DATA PROVIDED section start

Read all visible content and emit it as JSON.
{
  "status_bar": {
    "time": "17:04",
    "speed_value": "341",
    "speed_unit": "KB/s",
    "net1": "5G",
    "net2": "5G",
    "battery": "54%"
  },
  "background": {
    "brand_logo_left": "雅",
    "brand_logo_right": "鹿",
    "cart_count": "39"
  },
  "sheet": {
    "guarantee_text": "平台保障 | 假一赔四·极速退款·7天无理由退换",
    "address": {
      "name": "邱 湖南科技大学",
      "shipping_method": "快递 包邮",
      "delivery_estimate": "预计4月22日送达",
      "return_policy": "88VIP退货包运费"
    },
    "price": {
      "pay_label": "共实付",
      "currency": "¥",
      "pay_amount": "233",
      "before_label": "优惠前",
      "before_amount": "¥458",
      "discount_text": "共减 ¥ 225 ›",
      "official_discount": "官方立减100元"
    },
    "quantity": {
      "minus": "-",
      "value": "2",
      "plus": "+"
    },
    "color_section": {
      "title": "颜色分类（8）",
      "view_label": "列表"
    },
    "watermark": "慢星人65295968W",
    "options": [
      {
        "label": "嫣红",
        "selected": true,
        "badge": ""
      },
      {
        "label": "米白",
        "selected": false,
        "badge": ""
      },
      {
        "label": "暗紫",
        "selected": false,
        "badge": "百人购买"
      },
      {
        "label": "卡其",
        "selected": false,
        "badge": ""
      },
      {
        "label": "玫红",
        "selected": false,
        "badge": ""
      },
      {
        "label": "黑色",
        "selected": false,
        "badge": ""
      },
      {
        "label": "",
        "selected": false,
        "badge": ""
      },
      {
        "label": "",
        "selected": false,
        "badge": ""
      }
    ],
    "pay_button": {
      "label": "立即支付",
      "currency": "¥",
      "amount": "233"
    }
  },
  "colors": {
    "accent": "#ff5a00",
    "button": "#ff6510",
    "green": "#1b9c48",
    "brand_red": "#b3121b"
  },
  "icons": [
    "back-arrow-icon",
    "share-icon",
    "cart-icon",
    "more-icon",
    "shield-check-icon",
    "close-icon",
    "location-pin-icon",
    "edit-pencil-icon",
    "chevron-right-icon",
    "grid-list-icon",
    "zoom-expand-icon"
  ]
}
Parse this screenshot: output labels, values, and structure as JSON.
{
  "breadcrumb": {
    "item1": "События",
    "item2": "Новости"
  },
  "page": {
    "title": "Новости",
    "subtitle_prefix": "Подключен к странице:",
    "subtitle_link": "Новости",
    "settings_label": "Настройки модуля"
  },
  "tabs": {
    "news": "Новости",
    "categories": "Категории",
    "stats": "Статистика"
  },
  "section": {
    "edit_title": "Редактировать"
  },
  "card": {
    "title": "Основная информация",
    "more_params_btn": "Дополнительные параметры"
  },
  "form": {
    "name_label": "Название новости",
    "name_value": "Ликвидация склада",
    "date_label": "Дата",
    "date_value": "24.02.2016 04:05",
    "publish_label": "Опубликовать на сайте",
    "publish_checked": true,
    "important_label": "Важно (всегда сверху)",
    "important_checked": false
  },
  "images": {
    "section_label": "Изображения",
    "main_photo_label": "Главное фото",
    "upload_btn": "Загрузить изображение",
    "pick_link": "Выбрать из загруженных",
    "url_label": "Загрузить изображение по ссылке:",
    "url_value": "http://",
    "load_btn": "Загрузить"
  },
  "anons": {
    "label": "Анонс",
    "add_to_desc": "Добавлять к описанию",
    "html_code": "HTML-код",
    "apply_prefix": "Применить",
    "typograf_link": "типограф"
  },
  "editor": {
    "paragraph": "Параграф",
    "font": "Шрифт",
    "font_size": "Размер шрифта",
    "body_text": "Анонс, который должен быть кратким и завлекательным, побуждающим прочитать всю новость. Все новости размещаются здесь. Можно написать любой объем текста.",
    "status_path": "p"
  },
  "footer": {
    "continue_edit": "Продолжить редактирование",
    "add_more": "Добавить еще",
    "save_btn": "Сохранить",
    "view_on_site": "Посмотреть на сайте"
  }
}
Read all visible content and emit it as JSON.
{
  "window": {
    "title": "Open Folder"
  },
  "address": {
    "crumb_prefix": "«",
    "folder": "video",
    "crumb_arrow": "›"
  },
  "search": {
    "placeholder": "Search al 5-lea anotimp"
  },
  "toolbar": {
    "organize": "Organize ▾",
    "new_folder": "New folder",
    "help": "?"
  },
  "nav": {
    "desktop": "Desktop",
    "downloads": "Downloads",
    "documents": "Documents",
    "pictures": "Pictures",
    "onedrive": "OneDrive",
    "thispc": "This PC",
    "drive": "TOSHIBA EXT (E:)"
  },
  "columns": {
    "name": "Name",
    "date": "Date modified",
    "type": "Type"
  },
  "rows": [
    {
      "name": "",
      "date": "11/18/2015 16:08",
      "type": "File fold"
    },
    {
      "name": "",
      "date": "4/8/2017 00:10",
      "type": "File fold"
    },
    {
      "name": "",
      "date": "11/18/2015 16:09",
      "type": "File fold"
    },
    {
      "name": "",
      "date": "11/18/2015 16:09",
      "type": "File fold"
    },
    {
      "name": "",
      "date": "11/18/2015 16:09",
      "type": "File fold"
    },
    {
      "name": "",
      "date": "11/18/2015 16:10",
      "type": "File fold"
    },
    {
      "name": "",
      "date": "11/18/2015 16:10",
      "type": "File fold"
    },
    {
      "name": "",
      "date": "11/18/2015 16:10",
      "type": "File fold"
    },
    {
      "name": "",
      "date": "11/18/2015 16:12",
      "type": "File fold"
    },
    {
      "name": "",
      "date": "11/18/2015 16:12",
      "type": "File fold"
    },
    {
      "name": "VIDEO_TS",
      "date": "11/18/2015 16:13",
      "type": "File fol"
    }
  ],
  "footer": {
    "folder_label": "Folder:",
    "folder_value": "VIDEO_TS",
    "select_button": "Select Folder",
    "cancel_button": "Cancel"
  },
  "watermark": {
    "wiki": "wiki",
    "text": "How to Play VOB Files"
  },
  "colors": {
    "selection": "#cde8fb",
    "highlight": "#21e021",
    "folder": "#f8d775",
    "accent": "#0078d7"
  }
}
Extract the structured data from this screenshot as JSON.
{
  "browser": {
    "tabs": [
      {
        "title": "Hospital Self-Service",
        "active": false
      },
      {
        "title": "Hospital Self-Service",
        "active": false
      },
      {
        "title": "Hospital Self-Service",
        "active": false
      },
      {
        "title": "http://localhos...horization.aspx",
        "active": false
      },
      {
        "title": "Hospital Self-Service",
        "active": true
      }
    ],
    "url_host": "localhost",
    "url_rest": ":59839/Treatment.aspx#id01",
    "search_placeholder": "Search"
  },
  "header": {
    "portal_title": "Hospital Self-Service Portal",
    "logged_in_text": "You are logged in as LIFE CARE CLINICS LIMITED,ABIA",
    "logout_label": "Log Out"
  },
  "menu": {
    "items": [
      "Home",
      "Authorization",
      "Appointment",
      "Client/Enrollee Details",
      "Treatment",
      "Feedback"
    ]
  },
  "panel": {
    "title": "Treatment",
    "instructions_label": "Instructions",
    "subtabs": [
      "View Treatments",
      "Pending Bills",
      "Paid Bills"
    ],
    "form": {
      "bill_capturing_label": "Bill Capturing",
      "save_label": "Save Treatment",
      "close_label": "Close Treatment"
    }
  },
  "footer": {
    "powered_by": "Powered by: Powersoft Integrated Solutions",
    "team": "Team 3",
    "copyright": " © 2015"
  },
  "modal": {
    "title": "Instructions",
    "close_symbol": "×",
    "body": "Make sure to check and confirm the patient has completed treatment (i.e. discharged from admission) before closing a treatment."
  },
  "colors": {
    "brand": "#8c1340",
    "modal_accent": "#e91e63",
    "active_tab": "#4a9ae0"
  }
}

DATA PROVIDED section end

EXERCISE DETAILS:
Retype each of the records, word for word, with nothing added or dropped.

ANSWER SPACE:
Read all visible content and emit it as JSON.
{
  "status_bar": {
    "time": "17:04",
    "speed_value": "341",
    "speed_unit": "KB/s",
    "net1": "5G",
    "net2": "5G",
    "battery": "54%"
  },
  "background": {
    "brand_logo_left": "雅",
    "brand_logo_right": "鹿",
    "cart_count": "39"
  },
  "sheet": {
    "guarantee_text": "平台保障 | 假一赔四·极速退款·7天无理由退换",
    "address": {
      "name": "邱 湖南科技大学",
      "shipping_method": "快递 包邮",
      "delivery_estimate": "预计4月22日送达",
      "return_policy": "88VIP退货包运费"
    },
    "price": {
      "pay_label": "共实付",
      "currency": "¥",
      "pay_amount": "233",
      "before_label": "优惠前",
      "before_amount": "¥458",
      "discount_text": "共减 ¥ 225 ›",
      "official_discount": "官方立减100元"
    },
    "quantity": {
      "minus": "-",
      "value": "2",
      "plus": "+"
    },
    "color_section": {
      "title": "颜色分类（8）",
      "view_label": "列表"
    },
    "watermark": "慢星人65295968W",
    "options": [
      {
        "label": "嫣红",
        "selected": true,
        "badge": ""
      },
      {
        "label": "米白",
        "selected": false,
        "badge": ""
      },
      {
        "label": "暗紫",
        "selected": false,
        "badge": "百人购买"
      },
      {
        "label": "卡其",
        "selected": false,
        "badge": ""
      },
      {
        "label": "玫红",
        "selected": false,
        "badge": ""
      },
      {
        "label": "黑色",
        "selected": false,
        "badge": ""
      },
      {
        "label": "",
        "selected": false,
        "badge": ""
      },
      {
        "label": "",
        "selected": false,
        "badge": ""
      }
    ],
    "pay_button": {
      "label": "立即支付",
      "currency": "¥",
      "amount": "233"
    }
  },
  "colors": {
    "accent": "#ff5a00",
    "button": "#ff6510",
    "green": "#1b9c48",
    "brand_red": "#b3121b"
  },
  "icons": [
    "back-arrow-icon",
    "share-icon",
    "cart-icon",
    "more-icon",
    "shield-check-icon",
    "close-icon",
    "location-pin-icon",
    "edit-pencil-icon",
    "chevron-right-icon",
    "grid-list-icon",
    "zoom-expand-icon"
  ]
}
Parse this screenshot: output labels, values, and structure as JSON.
{
  "breadcrumb": {
    "item1": "События",
    "item2": "Новости"
  },
  "page": {
    "title": "Новости",
    "subtitle_prefix": "Подключен к странице:",
    "subtitle_link": "Новости",
    "settings_label": "Настройки модуля"
  },
  "tabs": {
    "news": "Новости",
    "categories": "Категории",
    "stats": "Статистика"
  },
  "section": {
    "edit_title": "Редактировать"
  },
  "card": {
    "title": "Основная информация",
    "more_params_btn": "Дополнительные параметры"
  },
  "form": {
    "name_label": "Название новости",
    "name_value": "Ликвидация склада",
    "date_label": "Дата",
    "date_value": "24.02.2016 04:05",
    "publish_label": "Опубликовать на сайте",
    "publish_checked": true,
    "important_label": "Важно (всегда сверху)",
    "important_checked": false
  },
  "images": {
    "section_label": "Изображения",
    "main_photo_label": "Главное фото",
    "upload_btn": "Загрузить изображение",
    "pick_link": "Выбрать из загруженных",
    "url_label": "Загрузить изображение по ссылке:",
    "url_value": "http://",
    "load_btn": "Загрузить"
  },
  "anons": {
    "label": "Анонс",
    "add_to_desc": "Добавлять к описанию",
    "html_code": "HTML-код",
    "apply_prefix": "Применить",
    "typograf_link": "типограф"
  },
  "editor": {
    "paragraph": "Параграф",
    "font": "Шрифт",
    "font_size": "Размер шрифта",
    "body_text": "Анонс, который должен быть кратким и завлекательным, побуждающим прочитать всю новость. Все новости размещаются здесь. Можно написать любой объем текста.",
    "status_path": "p"
  },
  "footer": {
    "continue_edit": "Продолжить редактирование",
    "add_more": "Добавить еще",
    "save_btn": "Сохранить",
    "view_on_site": "Посмотреть на сайте"
  }
}
Read all visible content and emit it as JSON.
{
  "window": {
    "title": "Open Folder"
  },
  "address": {
    "crumb_prefix": "«",
    "folder": "video",
    "crumb_arrow": "›"
  },
  "search": {
    "placeholder": "Search al 5-lea anotimp"
  },
  "toolbar": {
    "organize": "Organize ▾",
    "new_folder": "New folder",
    "help": "?"
  },
  "nav": {
    "desktop": "Desktop",
    "downloads": "Downloads",
    "documents": "Documents",
    "pictures": "Pictures",
    "onedrive": "OneDrive",
    "thispc": "This PC",
    "drive": "TOSHIBA EXT (E:)"
  },
  "columns": {
    "name": "Name",
    "date": "Date modified",
    "type": "Type"
  },
  "rows": [
    {
      "name": "",
      "date": "11/18/2015 16:08",
      "type": "File fold"
    },
    {
      "name": "",
      "date": "4/8/2017 00:10",
      "type": "File fold"
    },
    {
      "name": "",
      "date": "11/18/2015 16:09",
      "type": "File fold"
    },
    {
      "name": "",
      "date": "11/18/2015 16:09",
      "type": "File fold"
    },
    {
      "name": "",
      "date": "11/18/2015 16:09",
      "type": "File fold"
    },
    {
      "name": "",
      "date": "11/18/2015 16:10",
      "type": "File fold"
    },
    {
      "name": "",
      "date": "11/18/2015 16:10",
      "type": "File fold"
    },
    {
      "name": "",
      "date": "11/18/2015 16:10",
      "type": "File fold"
    },
    {
      "name": "",
      "date": "11/18/2015 16:12",
      "type": "File fold"
    },
    {
      "name": "",
      "date": "11/18/2015 16:12",
      "type": "File fold"
    },
    {
      "name": "VIDEO_TS",
      "date": "11/18/2015 16:13",
      "type": "File fol"
    }
  ],
  "footer": {
    "folder_label": "Folder:",
    "folder_value": "VIDEO_TS",
    "select_button": "Select Folder",
    "cancel_button": "Cancel"
  },
  "watermark": {
    "wiki": "wiki",
    "text": "How to Play VOB Files"
  },
  "colors": {
    "selection": "#cde8fb",
    "highlight": "#21e021",
    "folder": "#f8d775",
    "accent": "#0078d7"
  }
}
Extract the structured data from this screenshot as JSON.
{
  "browser": {
    "tabs": [
      {
        "title": "Hospital Self-Service",
        "active": false
      },
      {
        "title": "Hospital Self-Service",
        "active": false
      },
      {
        "title": "Hospital Self-Service",
        "active": false
      },
      {
        "title": "http://localhos...horization.aspx",
        "active": false
      },
      {
        "title": "Hospital Self-Service",
        "active": true
      }
    ],
    "url_host": "localhost",
    "url_rest": ":59839/Treatment.aspx#id01",
    "search_placeholder": "Search"
  },
  "header": {
    "portal_title": "Hospital Self-Service Portal",
    "logged_in_text": "You are logged in as LIFE CARE CLINICS LIMITED,ABIA",
    "logout_label": "Log Out"
  },
  "menu": {
    "items": [
      "Home",
      "Authorization",
      "Appointment",
      "Client/Enrollee Details",
      "Treatment",
      "Feedback"
    ]
  },
  "panel": {
    "title": "Treatment",
    "instructions_label": "Instructions",
    "subtabs": [
      "View Treatments",
      "Pending Bills",
      "Paid Bills"
    ],
    "form": {
      "bill_capturing_label": "Bill Capturing",
      "save_label": "Save Treatment",
      "close_label": "Close Treatment"
    }
  },
  "footer": {
    "powered_by": "Powered by: Powersoft Integrated Solutions",
    "team": "Team 3",
    "copyright": " © 2015"
  },
  "modal": {
    "title": "Instructions",
    "close_symbol": "×",
    "body": "Make sure to check and confirm the patient has completed treatment (i.e. discharged from admission) before closing a treatment."
  },
  "colors": {
    "brand": "#8c1340",
    "modal_accent": "#e91e63",
    "active_tab": "#4a9ae0"
  }
}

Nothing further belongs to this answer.